• [DIRECTIONS]
Using the records that follow, tally the lines containing the word "Enter" and state only the count.

----

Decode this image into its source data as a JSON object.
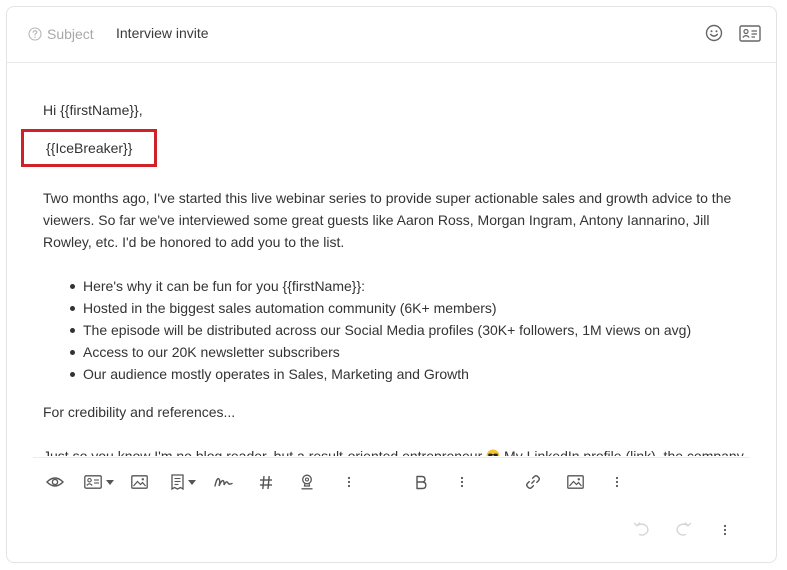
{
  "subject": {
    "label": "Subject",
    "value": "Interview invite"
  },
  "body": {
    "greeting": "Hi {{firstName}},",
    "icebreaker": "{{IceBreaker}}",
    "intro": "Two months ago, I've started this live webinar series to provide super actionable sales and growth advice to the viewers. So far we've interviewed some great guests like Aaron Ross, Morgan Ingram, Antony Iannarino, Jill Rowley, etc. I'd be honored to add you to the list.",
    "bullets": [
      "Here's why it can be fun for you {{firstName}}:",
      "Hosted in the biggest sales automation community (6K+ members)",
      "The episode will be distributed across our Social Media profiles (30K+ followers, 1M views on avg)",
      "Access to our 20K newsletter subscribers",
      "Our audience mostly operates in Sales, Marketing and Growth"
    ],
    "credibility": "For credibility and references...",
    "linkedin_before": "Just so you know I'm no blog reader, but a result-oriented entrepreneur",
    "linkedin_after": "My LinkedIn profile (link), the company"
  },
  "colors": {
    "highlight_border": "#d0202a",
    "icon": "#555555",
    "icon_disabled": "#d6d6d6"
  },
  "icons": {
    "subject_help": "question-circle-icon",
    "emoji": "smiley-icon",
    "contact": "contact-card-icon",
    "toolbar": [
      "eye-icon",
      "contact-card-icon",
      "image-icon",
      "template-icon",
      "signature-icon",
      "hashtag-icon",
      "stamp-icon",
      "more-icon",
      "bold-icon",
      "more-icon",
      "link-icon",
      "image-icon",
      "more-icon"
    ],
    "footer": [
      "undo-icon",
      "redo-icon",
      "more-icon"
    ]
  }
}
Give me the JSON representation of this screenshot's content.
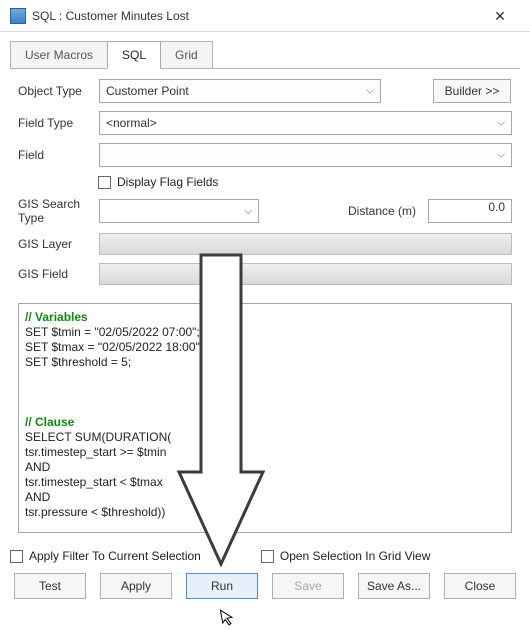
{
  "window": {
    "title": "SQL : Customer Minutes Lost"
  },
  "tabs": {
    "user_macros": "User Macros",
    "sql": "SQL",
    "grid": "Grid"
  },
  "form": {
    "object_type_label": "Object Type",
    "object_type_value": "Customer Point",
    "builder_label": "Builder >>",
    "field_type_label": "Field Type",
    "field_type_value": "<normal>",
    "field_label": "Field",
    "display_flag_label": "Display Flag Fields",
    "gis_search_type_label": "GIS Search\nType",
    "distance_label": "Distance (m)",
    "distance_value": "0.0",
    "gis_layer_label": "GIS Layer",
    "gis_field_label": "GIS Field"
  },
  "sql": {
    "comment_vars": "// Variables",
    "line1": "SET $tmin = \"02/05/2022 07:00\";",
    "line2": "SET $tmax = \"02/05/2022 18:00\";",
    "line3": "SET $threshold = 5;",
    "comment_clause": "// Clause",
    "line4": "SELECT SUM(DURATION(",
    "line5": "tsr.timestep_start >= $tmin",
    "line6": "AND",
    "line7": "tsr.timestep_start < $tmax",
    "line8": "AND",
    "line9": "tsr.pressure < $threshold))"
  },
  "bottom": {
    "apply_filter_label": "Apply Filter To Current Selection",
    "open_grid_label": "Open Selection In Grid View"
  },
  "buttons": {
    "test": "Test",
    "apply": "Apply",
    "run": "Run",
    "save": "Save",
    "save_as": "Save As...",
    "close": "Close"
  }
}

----

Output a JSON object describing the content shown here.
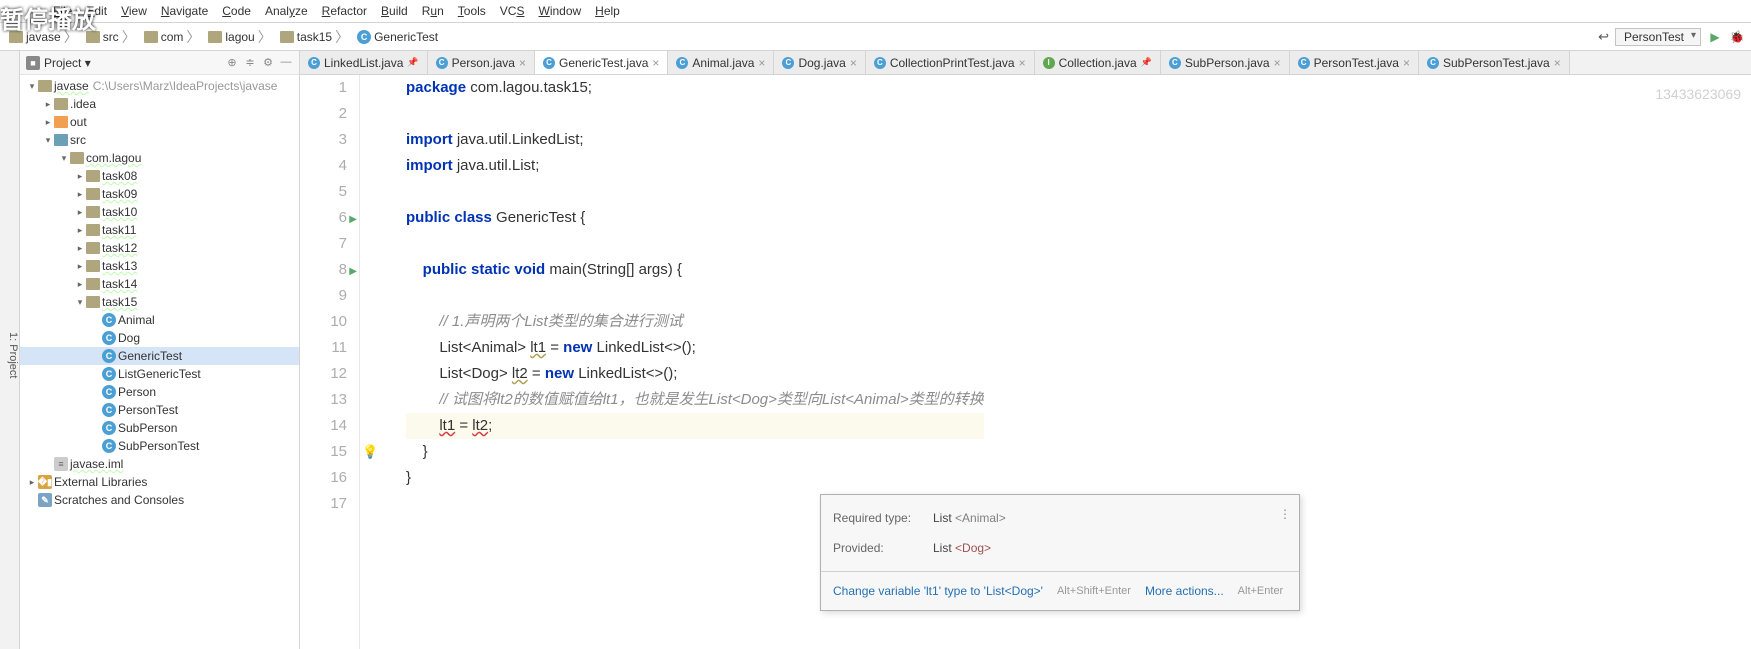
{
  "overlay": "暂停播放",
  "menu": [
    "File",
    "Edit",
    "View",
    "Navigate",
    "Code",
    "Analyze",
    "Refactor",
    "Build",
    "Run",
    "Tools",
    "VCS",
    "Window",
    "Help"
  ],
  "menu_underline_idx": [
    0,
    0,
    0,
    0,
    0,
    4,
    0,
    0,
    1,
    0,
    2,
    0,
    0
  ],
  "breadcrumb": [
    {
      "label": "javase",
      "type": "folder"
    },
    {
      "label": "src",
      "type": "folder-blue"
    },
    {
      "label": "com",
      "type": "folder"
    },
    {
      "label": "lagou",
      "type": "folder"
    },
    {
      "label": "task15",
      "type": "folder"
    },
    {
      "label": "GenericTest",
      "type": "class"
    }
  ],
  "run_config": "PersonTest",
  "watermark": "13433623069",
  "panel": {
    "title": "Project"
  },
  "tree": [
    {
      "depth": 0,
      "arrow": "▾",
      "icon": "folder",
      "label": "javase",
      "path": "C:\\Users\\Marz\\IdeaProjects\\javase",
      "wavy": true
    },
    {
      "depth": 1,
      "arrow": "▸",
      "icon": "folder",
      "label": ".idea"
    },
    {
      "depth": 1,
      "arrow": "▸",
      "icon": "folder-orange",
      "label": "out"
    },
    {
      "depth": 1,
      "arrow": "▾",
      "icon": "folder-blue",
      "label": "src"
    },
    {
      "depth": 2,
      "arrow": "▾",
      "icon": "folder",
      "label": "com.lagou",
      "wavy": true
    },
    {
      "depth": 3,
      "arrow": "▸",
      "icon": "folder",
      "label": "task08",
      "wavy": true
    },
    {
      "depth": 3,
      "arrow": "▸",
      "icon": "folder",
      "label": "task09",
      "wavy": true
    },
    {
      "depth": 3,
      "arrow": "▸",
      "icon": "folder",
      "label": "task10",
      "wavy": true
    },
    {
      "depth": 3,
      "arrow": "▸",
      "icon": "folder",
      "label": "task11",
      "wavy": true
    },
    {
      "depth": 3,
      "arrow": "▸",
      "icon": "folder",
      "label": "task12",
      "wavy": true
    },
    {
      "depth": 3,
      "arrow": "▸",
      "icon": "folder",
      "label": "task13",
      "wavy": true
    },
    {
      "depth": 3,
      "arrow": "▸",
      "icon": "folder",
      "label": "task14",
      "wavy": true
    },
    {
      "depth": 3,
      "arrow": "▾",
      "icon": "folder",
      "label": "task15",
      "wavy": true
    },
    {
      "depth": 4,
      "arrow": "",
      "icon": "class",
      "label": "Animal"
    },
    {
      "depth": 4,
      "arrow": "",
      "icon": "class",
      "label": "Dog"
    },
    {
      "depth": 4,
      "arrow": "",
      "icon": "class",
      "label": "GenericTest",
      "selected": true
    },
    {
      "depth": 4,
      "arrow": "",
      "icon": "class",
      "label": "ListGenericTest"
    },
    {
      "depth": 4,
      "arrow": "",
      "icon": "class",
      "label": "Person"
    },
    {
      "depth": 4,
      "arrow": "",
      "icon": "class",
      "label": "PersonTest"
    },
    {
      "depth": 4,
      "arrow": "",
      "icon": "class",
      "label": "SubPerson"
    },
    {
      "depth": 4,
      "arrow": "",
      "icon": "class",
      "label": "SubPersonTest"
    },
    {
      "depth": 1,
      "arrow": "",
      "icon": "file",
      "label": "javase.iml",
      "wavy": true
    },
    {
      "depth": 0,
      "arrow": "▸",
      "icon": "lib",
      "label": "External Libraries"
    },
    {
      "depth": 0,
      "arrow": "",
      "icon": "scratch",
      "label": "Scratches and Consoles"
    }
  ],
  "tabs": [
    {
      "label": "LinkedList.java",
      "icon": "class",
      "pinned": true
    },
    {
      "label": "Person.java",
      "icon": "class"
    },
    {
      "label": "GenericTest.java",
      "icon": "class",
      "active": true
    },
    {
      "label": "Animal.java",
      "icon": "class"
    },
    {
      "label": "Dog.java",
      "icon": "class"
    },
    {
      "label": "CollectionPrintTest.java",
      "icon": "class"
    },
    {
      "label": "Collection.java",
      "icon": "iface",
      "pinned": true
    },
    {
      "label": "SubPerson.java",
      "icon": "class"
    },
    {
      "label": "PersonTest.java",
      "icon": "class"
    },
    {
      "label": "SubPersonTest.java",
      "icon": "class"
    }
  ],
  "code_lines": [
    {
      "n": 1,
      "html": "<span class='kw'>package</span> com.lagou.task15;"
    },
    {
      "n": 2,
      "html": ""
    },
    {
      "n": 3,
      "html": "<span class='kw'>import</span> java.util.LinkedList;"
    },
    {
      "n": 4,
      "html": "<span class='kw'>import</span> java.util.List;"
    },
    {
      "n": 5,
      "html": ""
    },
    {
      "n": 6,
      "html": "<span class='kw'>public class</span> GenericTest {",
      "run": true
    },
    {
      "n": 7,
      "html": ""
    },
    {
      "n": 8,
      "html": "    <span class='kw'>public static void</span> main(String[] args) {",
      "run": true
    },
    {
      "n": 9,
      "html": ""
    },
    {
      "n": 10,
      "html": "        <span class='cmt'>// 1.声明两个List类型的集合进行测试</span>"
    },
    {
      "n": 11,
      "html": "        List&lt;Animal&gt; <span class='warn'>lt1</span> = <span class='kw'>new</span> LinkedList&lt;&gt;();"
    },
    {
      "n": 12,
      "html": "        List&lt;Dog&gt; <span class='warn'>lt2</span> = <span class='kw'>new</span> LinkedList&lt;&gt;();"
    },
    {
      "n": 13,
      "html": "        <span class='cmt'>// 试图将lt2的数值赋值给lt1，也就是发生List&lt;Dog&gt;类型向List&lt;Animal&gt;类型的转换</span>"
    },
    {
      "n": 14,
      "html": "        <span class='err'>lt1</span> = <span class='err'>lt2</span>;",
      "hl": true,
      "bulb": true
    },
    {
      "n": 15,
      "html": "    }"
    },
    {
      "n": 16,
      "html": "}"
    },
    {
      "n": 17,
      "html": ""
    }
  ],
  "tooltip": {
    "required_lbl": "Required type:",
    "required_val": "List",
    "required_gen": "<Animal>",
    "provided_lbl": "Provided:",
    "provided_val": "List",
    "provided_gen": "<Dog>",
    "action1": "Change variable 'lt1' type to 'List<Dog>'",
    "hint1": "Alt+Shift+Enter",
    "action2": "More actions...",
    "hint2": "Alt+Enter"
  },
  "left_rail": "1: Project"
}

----

• [RESULT]
2